While the might of the ‘A-list movie star’ continues to wan at the global box office, Australian audiences seem to respond to big name talent in their little Aussie stories. Kate Winslet’s presence in The Dressmaker was a key selling point, earning the film not only acceptance at the local ticket counter but helping to secure the PJ Hogan-produced film a Toronto world premiere. Crowe’s presence both behind and before the camera paid dividends for The Water Diviner, in addition to his uncharacteristic openness with the press and the photogenic charms of Ukrainian co-star Olga Kurylenko. Tom Hardy and Charlize Theron didn’t hurt Mad Max: Fury Road, though the ‘star’ was ultimately the chaotic artistry of Miller’s visuals. The exception that proves this rule is our own Nicole Kidman; her brave lead turn in Kim Farrant’s dusty ‘Twin Peaks’ wannabe Strangerland (to date, a global take is AU$24k) was all but ignored, while her latest US effort, Billy Ray’s Secret in Their Eyes, stumbled to AU$1.5million locally (despite the presence of co-stars Julia Roberts and Chiwetel Ejiofor).

SAME TIME, NEXT YEAR...
None of these films contributed more than loose change to the year’s box-office haul, but each one signals a new breed of commercially-oriented young filmmaker is on the verge of breaking through. Had the scourge of piracy not eaten away at it’s theatrical potential, Kiah Roache-Turner’s Wyrmwood would have certainly expanded upon its meagre AU$133k gross.
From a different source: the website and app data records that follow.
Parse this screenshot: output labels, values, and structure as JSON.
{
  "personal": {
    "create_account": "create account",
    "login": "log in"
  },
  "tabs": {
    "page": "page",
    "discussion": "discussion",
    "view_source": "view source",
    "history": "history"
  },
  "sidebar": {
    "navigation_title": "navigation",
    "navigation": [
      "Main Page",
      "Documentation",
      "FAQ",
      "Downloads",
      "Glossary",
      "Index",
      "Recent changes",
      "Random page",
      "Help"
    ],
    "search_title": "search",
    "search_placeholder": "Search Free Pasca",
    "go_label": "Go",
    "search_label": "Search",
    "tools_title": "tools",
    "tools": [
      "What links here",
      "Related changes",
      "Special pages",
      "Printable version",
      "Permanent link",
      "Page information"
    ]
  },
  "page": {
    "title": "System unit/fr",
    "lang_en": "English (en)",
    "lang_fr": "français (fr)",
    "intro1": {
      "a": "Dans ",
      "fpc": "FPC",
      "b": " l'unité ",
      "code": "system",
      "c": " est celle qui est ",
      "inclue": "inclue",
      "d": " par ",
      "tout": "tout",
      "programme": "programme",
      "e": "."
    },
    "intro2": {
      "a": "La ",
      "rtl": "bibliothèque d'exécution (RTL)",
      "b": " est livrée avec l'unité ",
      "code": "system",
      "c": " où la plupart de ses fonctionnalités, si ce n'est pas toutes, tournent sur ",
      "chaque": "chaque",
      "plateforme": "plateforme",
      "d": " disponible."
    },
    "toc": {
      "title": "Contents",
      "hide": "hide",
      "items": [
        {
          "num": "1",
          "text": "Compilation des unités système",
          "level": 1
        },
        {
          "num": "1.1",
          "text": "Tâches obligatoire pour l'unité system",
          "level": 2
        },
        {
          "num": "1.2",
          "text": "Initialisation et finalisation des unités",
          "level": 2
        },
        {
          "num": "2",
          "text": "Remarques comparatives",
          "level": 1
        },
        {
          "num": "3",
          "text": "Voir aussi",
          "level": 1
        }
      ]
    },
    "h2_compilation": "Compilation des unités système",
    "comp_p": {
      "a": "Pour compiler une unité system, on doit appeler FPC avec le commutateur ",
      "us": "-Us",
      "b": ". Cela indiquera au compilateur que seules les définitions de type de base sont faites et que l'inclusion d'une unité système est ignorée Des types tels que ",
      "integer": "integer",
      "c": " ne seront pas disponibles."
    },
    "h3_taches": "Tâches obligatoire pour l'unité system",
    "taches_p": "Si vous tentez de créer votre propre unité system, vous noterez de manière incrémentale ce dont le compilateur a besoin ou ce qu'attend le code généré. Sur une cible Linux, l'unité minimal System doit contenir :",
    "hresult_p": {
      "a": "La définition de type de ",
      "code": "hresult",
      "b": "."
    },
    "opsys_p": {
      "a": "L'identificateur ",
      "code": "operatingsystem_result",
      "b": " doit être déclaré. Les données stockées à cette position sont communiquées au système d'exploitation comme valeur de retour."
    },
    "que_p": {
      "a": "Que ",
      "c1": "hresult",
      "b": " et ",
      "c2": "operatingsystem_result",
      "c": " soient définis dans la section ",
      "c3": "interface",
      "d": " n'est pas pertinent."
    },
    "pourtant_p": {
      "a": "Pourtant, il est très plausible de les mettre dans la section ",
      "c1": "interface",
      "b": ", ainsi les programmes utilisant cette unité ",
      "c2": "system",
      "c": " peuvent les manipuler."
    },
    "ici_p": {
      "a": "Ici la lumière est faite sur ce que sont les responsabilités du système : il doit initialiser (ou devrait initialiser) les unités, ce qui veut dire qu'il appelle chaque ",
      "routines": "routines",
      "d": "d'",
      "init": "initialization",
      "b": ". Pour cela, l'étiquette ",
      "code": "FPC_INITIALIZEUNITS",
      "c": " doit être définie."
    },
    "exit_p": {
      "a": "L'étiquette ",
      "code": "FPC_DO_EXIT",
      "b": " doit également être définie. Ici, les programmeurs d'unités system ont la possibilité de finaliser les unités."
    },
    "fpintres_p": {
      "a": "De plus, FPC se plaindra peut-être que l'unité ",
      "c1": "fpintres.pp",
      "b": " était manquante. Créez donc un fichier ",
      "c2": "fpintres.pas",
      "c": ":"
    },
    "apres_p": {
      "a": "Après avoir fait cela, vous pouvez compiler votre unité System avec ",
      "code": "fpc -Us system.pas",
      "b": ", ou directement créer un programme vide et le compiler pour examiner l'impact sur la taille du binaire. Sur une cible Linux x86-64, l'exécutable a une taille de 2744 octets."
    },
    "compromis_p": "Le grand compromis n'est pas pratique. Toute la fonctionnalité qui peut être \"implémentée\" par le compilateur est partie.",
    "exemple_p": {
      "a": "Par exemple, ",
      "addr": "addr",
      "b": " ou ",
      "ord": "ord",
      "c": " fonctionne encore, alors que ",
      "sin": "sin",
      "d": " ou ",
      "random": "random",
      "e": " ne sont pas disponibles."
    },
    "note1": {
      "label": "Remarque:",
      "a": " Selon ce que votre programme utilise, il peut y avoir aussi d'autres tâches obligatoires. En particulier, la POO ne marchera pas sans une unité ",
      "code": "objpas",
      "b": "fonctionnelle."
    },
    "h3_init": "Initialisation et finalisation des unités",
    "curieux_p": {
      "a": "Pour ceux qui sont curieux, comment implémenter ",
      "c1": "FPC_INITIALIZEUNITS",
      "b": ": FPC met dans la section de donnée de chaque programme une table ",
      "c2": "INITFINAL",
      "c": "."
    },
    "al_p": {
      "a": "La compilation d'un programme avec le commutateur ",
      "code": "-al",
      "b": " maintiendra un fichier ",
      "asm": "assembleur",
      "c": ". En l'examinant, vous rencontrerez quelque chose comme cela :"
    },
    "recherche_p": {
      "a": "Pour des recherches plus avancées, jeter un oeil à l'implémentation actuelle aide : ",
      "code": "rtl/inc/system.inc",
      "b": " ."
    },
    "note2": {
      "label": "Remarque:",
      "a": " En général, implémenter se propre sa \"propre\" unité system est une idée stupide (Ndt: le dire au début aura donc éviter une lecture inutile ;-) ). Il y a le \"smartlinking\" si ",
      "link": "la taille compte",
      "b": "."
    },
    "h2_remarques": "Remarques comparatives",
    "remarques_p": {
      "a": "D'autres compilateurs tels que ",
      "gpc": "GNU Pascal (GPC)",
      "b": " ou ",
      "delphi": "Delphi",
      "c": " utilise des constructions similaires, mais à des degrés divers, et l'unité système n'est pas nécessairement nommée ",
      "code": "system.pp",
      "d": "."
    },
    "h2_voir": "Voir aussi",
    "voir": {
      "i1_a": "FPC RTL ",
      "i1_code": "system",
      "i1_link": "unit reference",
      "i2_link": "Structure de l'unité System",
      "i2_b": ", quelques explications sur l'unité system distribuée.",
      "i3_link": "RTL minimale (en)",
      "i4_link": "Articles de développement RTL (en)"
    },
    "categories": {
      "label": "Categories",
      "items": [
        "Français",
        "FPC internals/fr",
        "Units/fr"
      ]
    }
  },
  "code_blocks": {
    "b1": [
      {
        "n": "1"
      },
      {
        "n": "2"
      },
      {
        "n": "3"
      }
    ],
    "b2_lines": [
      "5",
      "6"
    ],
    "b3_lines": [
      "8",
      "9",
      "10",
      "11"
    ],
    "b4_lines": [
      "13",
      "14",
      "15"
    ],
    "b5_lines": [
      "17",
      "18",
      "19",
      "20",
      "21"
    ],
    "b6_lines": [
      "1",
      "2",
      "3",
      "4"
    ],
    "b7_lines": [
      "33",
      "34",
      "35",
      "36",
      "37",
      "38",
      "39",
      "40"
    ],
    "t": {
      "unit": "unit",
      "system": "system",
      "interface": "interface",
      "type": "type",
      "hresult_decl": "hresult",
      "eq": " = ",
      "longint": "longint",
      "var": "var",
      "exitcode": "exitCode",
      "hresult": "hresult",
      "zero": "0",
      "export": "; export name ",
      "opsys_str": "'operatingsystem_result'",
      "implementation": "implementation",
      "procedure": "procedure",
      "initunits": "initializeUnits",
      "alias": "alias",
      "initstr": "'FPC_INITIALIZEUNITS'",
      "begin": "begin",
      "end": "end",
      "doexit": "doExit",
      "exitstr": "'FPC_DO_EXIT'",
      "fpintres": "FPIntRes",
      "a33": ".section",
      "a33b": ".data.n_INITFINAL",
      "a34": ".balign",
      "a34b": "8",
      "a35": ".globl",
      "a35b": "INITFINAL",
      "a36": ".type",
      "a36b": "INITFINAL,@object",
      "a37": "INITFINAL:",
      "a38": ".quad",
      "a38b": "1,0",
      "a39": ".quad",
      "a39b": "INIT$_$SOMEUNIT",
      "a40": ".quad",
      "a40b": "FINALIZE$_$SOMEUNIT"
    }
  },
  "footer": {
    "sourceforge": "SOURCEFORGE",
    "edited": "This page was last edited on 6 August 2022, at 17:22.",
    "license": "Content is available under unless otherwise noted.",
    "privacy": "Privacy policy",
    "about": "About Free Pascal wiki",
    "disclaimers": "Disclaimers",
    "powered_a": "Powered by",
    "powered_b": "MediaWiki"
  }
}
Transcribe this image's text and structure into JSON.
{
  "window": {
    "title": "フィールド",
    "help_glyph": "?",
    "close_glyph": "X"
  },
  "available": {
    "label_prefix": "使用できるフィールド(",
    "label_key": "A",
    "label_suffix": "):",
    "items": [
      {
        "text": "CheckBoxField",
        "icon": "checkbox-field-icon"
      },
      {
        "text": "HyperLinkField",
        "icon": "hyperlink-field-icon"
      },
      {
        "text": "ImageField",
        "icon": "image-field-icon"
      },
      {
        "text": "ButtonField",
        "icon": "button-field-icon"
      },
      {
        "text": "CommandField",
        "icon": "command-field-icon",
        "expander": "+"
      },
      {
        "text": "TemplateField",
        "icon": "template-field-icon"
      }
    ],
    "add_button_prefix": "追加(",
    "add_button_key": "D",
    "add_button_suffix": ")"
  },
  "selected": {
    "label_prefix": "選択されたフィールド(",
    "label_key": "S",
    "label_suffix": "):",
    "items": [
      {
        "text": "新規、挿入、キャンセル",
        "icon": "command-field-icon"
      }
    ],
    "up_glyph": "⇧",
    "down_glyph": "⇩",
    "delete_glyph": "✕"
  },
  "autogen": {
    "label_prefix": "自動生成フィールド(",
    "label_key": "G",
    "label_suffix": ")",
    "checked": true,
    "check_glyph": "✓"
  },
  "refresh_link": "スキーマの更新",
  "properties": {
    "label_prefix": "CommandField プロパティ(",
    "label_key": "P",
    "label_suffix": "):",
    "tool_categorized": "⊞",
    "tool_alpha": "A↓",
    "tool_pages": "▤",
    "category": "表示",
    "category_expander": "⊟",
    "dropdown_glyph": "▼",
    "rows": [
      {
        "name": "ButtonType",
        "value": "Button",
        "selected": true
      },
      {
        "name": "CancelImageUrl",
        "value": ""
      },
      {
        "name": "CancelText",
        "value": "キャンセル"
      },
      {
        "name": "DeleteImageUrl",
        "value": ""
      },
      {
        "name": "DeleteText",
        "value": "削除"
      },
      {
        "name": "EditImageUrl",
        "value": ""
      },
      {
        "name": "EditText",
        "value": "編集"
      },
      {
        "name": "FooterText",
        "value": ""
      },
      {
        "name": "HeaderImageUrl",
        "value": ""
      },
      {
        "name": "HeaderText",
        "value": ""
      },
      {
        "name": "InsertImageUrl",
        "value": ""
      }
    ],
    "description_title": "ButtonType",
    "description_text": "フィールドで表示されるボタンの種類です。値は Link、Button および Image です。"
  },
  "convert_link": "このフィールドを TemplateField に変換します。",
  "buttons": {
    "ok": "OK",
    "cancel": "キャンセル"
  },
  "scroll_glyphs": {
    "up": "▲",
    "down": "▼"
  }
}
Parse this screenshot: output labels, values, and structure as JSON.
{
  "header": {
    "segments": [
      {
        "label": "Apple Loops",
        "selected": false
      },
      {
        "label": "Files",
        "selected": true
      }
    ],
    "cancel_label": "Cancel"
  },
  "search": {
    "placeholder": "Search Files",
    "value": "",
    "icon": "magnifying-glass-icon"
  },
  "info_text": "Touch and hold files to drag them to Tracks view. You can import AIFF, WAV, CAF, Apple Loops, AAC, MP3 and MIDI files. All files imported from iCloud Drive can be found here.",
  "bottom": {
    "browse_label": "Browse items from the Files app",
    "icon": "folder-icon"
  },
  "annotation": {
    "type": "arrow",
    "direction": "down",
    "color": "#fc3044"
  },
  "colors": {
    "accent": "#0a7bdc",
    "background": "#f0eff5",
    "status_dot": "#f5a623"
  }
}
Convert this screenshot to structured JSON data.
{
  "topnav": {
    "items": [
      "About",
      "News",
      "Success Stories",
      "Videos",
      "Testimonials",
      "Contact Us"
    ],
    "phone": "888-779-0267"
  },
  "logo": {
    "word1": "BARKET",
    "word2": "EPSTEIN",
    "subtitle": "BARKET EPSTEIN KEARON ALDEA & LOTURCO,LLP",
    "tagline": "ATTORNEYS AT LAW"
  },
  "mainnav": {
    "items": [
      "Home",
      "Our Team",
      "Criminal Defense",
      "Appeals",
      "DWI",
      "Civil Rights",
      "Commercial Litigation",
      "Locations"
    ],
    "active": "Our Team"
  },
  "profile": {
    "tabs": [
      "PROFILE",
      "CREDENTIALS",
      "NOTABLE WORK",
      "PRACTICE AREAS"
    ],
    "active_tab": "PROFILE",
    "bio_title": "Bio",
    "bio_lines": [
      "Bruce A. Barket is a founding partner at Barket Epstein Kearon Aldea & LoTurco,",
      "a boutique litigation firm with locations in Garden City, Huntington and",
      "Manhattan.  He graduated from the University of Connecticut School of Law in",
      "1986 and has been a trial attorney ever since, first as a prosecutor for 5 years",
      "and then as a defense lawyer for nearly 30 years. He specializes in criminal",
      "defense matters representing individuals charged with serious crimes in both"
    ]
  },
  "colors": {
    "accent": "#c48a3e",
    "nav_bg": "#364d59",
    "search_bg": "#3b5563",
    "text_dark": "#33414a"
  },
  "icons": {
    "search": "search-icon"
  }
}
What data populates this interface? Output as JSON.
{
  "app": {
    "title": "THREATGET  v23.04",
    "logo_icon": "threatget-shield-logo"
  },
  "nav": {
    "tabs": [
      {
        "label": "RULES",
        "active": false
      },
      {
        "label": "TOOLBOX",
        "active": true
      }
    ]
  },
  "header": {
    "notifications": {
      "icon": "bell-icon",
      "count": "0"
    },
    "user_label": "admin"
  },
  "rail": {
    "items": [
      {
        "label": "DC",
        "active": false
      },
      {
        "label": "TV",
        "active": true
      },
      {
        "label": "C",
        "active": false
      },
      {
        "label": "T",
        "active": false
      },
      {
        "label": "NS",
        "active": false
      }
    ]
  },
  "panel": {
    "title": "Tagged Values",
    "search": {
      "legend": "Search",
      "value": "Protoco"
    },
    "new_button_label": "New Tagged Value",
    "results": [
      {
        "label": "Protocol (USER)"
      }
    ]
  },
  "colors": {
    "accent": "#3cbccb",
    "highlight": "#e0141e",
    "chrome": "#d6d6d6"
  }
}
Everyone of the following should earn its keep, via either the developing self-distribution theatrical model (see Fan-Force or Tugg) or as a 2016 home entertainment hit – Joe Bauer’s hilarious sci-fi/comedy Australiens (pictured, right); Rhiannon Bannenburg’s polished chamber piece, Ambrosia; Sam Curtain’s ruthlessly corpulent Blood Hunt; the unforgettably twisted Cat Sick Blues, from Dave Jackson (you’ve been warned); Deadhouse Film’s anthology A Night of Horror Volume 1; Shane Abbess’ handsomely mounted outer-space thriller, Infini; Jesse O’Brien’s bracing and brilliant sci-fi vision, Arrowhead; and, the off-kilter, heart-warming doco Sam Klemke’s Time Machine, from Matthew Bate.

Read The Year in Review, Part 1: The Ten Best Festival Sessions of 2015 here.
Read The Year in Review, Part 3: Our Ten Favourite Films of 2015 here.
 

(All figures courtesy of Box Office Mojo; conversion rates as of 28/12).